RECORDS PROVIDED —
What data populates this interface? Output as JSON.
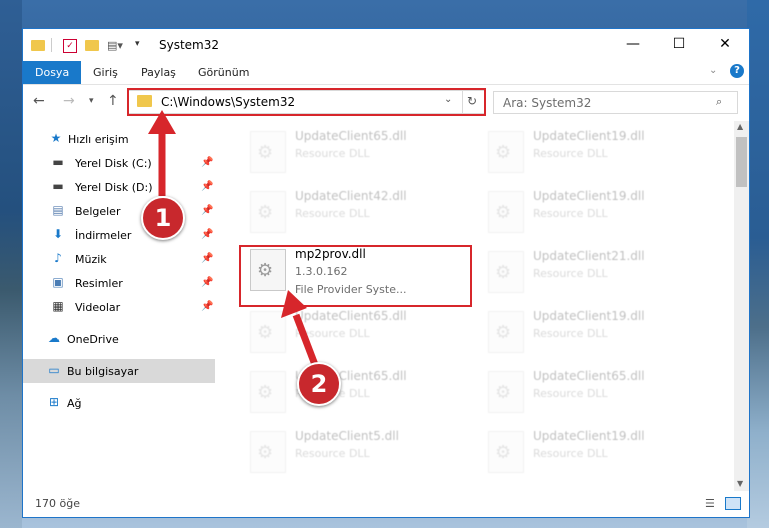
{
  "window": {
    "title": "System32",
    "min_icon": "minimize-icon",
    "max_icon": "maximize-icon",
    "close_icon": "close-icon"
  },
  "ribbon": {
    "tabs": [
      "Dosya",
      "Giriş",
      "Paylaş",
      "Görünüm"
    ]
  },
  "address": {
    "path": "C:\\Windows\\System32",
    "search_placeholder": "Ara: System32"
  },
  "sidebar": {
    "quick_access": "Hızlı erişim",
    "items": [
      {
        "label": "Yerel Disk (C:)",
        "icon": "drive-icon"
      },
      {
        "label": "Yerel Disk (D:)",
        "icon": "drive-icon"
      },
      {
        "label": "Belgeler",
        "icon": "documents-icon"
      },
      {
        "label": "İndirmeler",
        "icon": "download-icon"
      },
      {
        "label": "Müzik",
        "icon": "music-icon"
      },
      {
        "label": "Resimler",
        "icon": "pictures-icon"
      },
      {
        "label": "Videolar",
        "icon": "videos-icon"
      }
    ],
    "onedrive": "OneDrive",
    "this_pc": "Bu bilgisayar",
    "network": "Ağ"
  },
  "files": [
    {
      "name": "UpdateClient65.dll",
      "desc": "Resource DLL"
    },
    {
      "name": "UpdateClient19.dll",
      "desc": "Resource DLL"
    },
    {
      "name": "UpdateClient42.dll",
      "desc": "Resource DLL"
    },
    {
      "name": "UpdateClient19.dll",
      "desc": "Resource DLL"
    },
    {
      "name": "mp2prov.dll",
      "version": "1.3.0.162",
      "desc": "File Provider Syste..."
    },
    {
      "name": "UpdateClient21.dll",
      "desc": "Resource DLL"
    },
    {
      "name": "UpdateClient65.dll",
      "desc": "Resource DLL"
    },
    {
      "name": "UpdateClient19.dll",
      "desc": "Resource DLL"
    },
    {
      "name": "UpdateClient65.dll",
      "desc": "Resource DLL"
    },
    {
      "name": "UpdateClient65.dll",
      "desc": "Resource DLL"
    },
    {
      "name": "UpdateClient5.dll",
      "desc": "Resource DLL"
    },
    {
      "name": "UpdateClient19.dll",
      "desc": "Resource DLL"
    }
  ],
  "status": {
    "count": "170 öğe"
  },
  "markers": [
    "1",
    "2"
  ]
}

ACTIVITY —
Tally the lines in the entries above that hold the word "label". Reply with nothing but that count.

TASK ANSWER —
7